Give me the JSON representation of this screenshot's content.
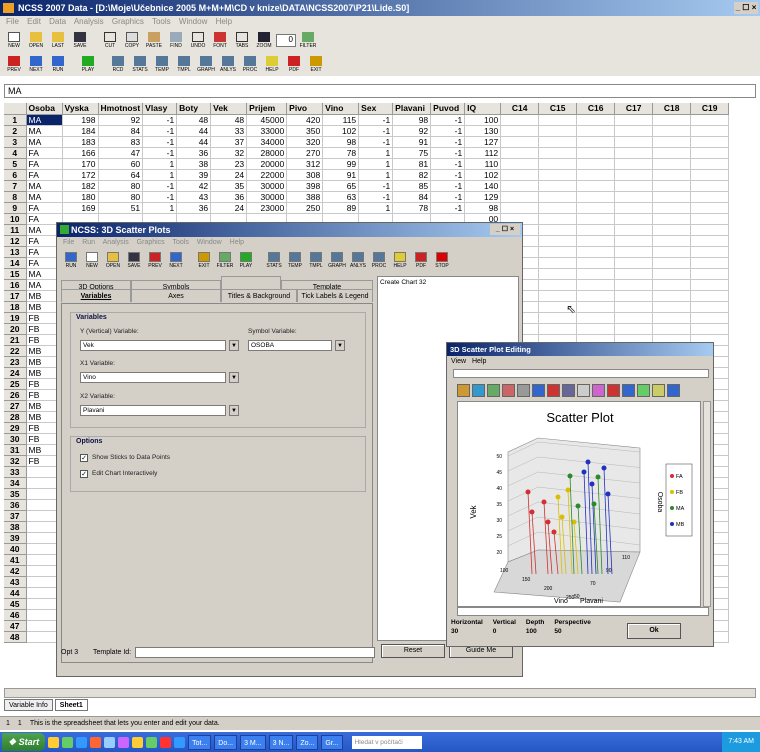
{
  "app": {
    "title": "NCSS 2007 Data - [D:\\Moje\\Učebnice 2005 M+M+M\\CD v knize\\DATA\\NCSS2007\\P21\\Lide.S0]",
    "menu": [
      "File",
      "Edit",
      "Data",
      "Analysis",
      "Graphics",
      "Tools",
      "Window",
      "Help"
    ],
    "toolbar1": [
      "NEW",
      "OPEN",
      "LAST",
      "SAVE",
      "CUT",
      "COPY",
      "PASTE",
      "FIND",
      "UNDO",
      "FONT",
      "TABS",
      "ZOOM",
      "FILTER"
    ],
    "toolbar1_field": "0",
    "toolbar2": [
      "PREV",
      "NEXT",
      "RUN",
      "PLAY",
      "RCD",
      "STATS",
      "TEMP",
      "TMPL",
      "GRAPH",
      "ANLYS",
      "PROC",
      "HELP",
      "PDF",
      "EXIT"
    ],
    "formula_bar_value": "MA",
    "columns": [
      "Osoba",
      "Vyska",
      "Hmotnost",
      "Vlasy",
      "Boty",
      "Vek",
      "Prijem",
      "Pivo",
      "Vino",
      "Sex",
      "Plavani",
      "Puvod",
      "IQ",
      "C14",
      "C15",
      "C16",
      "C17",
      "C18",
      "C19"
    ],
    "rows": [
      [
        "MA",
        "198",
        "92",
        "-1",
        "48",
        "48",
        "45000",
        "420",
        "115",
        "-1",
        "98",
        "-1",
        "100"
      ],
      [
        "MA",
        "184",
        "84",
        "-1",
        "44",
        "33",
        "33000",
        "350",
        "102",
        "-1",
        "92",
        "-1",
        "130"
      ],
      [
        "MA",
        "183",
        "83",
        "-1",
        "44",
        "37",
        "34000",
        "320",
        "98",
        "-1",
        "91",
        "-1",
        "127"
      ],
      [
        "FA",
        "166",
        "47",
        "-1",
        "36",
        "32",
        "28000",
        "270",
        "78",
        "1",
        "75",
        "-1",
        "112"
      ],
      [
        "FA",
        "170",
        "60",
        "1",
        "38",
        "23",
        "20000",
        "312",
        "99",
        "1",
        "81",
        "-1",
        "110"
      ],
      [
        "FA",
        "172",
        "64",
        "1",
        "39",
        "24",
        "22000",
        "308",
        "91",
        "1",
        "82",
        "-1",
        "102"
      ],
      [
        "MA",
        "182",
        "80",
        "-1",
        "42",
        "35",
        "30000",
        "398",
        "65",
        "-1",
        "85",
        "-1",
        "140"
      ],
      [
        "MA",
        "180",
        "80",
        "-1",
        "43",
        "36",
        "30000",
        "388",
        "63",
        "-1",
        "84",
        "-1",
        "129"
      ],
      [
        "FA",
        "169",
        "51",
        "1",
        "36",
        "24",
        "23000",
        "250",
        "89",
        "1",
        "78",
        "-1",
        "98"
      ],
      [
        "FA",
        "",
        "",
        "",
        "",
        "",
        "",
        "",
        "",
        "",
        "",
        "",
        "00"
      ],
      [
        "MA",
        "",
        "",
        "",
        "",
        "",
        "",
        "",
        "",
        "",
        "",
        "",
        "05"
      ],
      [
        "FA",
        "",
        "",
        "",
        "",
        "",
        "",
        "",
        "",
        "",
        "",
        "",
        "07"
      ],
      [
        "FA",
        "",
        "",
        "",
        "",
        "",
        "",
        "",
        "",
        "",
        "",
        "",
        "01"
      ],
      [
        "FA",
        "",
        "",
        "",
        "",
        "",
        "",
        "",
        "",
        "",
        "",
        "",
        "08"
      ],
      [
        "MA",
        "",
        "",
        "",
        "",
        "",
        "",
        "",
        "",
        "",
        "",
        "",
        "09"
      ],
      [
        "MA",
        "",
        "",
        "",
        "",
        "",
        "",
        "",
        "",
        "",
        "",
        "",
        "13"
      ],
      [
        "MB",
        "",
        "",
        "",
        "",
        "",
        "",
        "",
        "",
        "",
        "",
        "",
        "09"
      ],
      [
        "MB",
        "",
        "",
        "",
        "",
        "",
        "",
        "",
        "",
        "",
        "",
        "",
        ""
      ],
      [
        "FB",
        "",
        "",
        "",
        "",
        "",
        "",
        "",
        "",
        "",
        "",
        "",
        ""
      ],
      [
        "FB",
        "",
        "",
        "",
        "",
        "",
        "",
        "",
        "",
        "",
        "",
        "",
        ""
      ],
      [
        "FB",
        "",
        "",
        "",
        "",
        "",
        "",
        "",
        "",
        "",
        "",
        "",
        ""
      ],
      [
        "MB",
        "",
        "",
        "",
        "",
        "",
        "",
        "",
        "",
        "",
        "",
        "",
        ""
      ],
      [
        "MB",
        "",
        "",
        "",
        "",
        "",
        "",
        "",
        "",
        "",
        "",
        "",
        ""
      ],
      [
        "MB",
        "",
        "",
        "",
        "",
        "",
        "",
        "",
        "",
        "",
        "",
        "",
        ""
      ],
      [
        "FB",
        "",
        "",
        "",
        "",
        "",
        "",
        "",
        "",
        "",
        "",
        "",
        ""
      ],
      [
        "FB",
        "",
        "",
        "",
        "",
        "",
        "",
        "",
        "",
        "",
        "",
        "",
        ""
      ],
      [
        "MB",
        "",
        "",
        "",
        "",
        "",
        "",
        "",
        "",
        "",
        "",
        "",
        ""
      ],
      [
        "MB",
        "",
        "",
        "",
        "",
        "",
        "",
        "",
        "",
        "",
        "",
        "",
        ""
      ],
      [
        "FB",
        "",
        "",
        "",
        "",
        "",
        "",
        "",
        "",
        "",
        "",
        "",
        ""
      ],
      [
        "FB",
        "",
        "",
        "",
        "",
        "",
        "",
        "",
        "",
        "",
        "",
        "",
        ""
      ],
      [
        "MB",
        "",
        "",
        "",
        "",
        "",
        "",
        "",
        "",
        "",
        "",
        "",
        ""
      ],
      [
        "FB",
        "",
        "",
        "",
        "",
        "",
        "",
        "",
        "",
        "",
        "",
        "",
        ""
      ]
    ],
    "sheet_tabs": [
      "Variable Info",
      "Sheet1"
    ],
    "status": {
      "cell_row": "1",
      "cell_col": "1",
      "message": "This is the spreadsheet that lets you enter and edit your data."
    }
  },
  "scatter_dialog": {
    "title": "NCSS: 3D Scatter Plots",
    "menu": [
      "File",
      "Run",
      "Analysis",
      "Graphics",
      "Tools",
      "Window",
      "Help"
    ],
    "toolbar": [
      "RUN",
      "NEW",
      "OPEN",
      "SAVE",
      "PREV",
      "NEXT",
      "EXIT",
      "FILTER",
      "PLAY",
      "STATS",
      "TEMP",
      "TMPL",
      "GRAPH",
      "ANLYS",
      "PROC",
      "HELP",
      "PDF",
      "STOP"
    ],
    "tabs_row1": [
      "3D Options",
      "Symbols",
      "",
      "Template"
    ],
    "tabs_row2": [
      "Variables",
      "Axes",
      "Titles & Background",
      "Tick Labels & Legend"
    ],
    "section_variables": "Variables",
    "y_label": "Y (Vertical) Variable:",
    "y_value": "Vek",
    "symbol_label": "Symbol Variable:",
    "symbol_value": "OSOBA",
    "x1_label": "X1 Variable:",
    "x1_value": "Vino",
    "x2_label": "X2 Variable:",
    "x2_value": "Plavani",
    "section_options": "Options",
    "opt1": "Show Sticks to Data Points",
    "opt2": "Edit Chart Interactively",
    "template_list_item": "Create Chart 32",
    "bottom_opt": "Opt 3",
    "bottom_template": "Template Id:",
    "reset_button": "Reset",
    "guide_button": "Guide Me"
  },
  "editing_dialog": {
    "title": "3D Scatter Plot Editing",
    "menu": [
      "View",
      "Help"
    ],
    "chart_title": "Scatter Plot",
    "ylabel": "Vek",
    "xlabel1": "Vino",
    "xlabel2": "Plavani",
    "legend_title": "Osoba",
    "legend": [
      {
        "name": "FA",
        "color": "#d03030"
      },
      {
        "name": "FB",
        "color": "#d8c000"
      },
      {
        "name": "MA",
        "color": "#2a8a2a"
      },
      {
        "name": "MB",
        "color": "#2030c0"
      }
    ],
    "yticks": [
      "50",
      "45",
      "40",
      "35",
      "30",
      "25",
      "20"
    ],
    "vino_ticks": [
      "50",
      "70",
      "90",
      "110"
    ],
    "plavani_ticks": [
      "100",
      "150",
      "200",
      "250"
    ],
    "controls": [
      {
        "label": "Horizontal",
        "value": "30"
      },
      {
        "label": "Vertical",
        "value": "0"
      },
      {
        "label": "Depth",
        "value": "100"
      },
      {
        "label": "Perspective",
        "value": "50"
      }
    ],
    "ok_button": "Ok"
  },
  "taskbar": {
    "start": "Start",
    "tasks": [
      "Tot...",
      "Do...",
      "3 M...",
      "3 N...",
      "Zo...",
      "Gr..."
    ],
    "search_placeholder": "Hledat v počítači",
    "clock": "7:43 AM"
  }
}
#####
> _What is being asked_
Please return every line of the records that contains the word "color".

> _Answer section_
        "color": "#d03030"
        "color": "#d8c000"
        "color": "#2a8a2a"
        "color": "#2030c0"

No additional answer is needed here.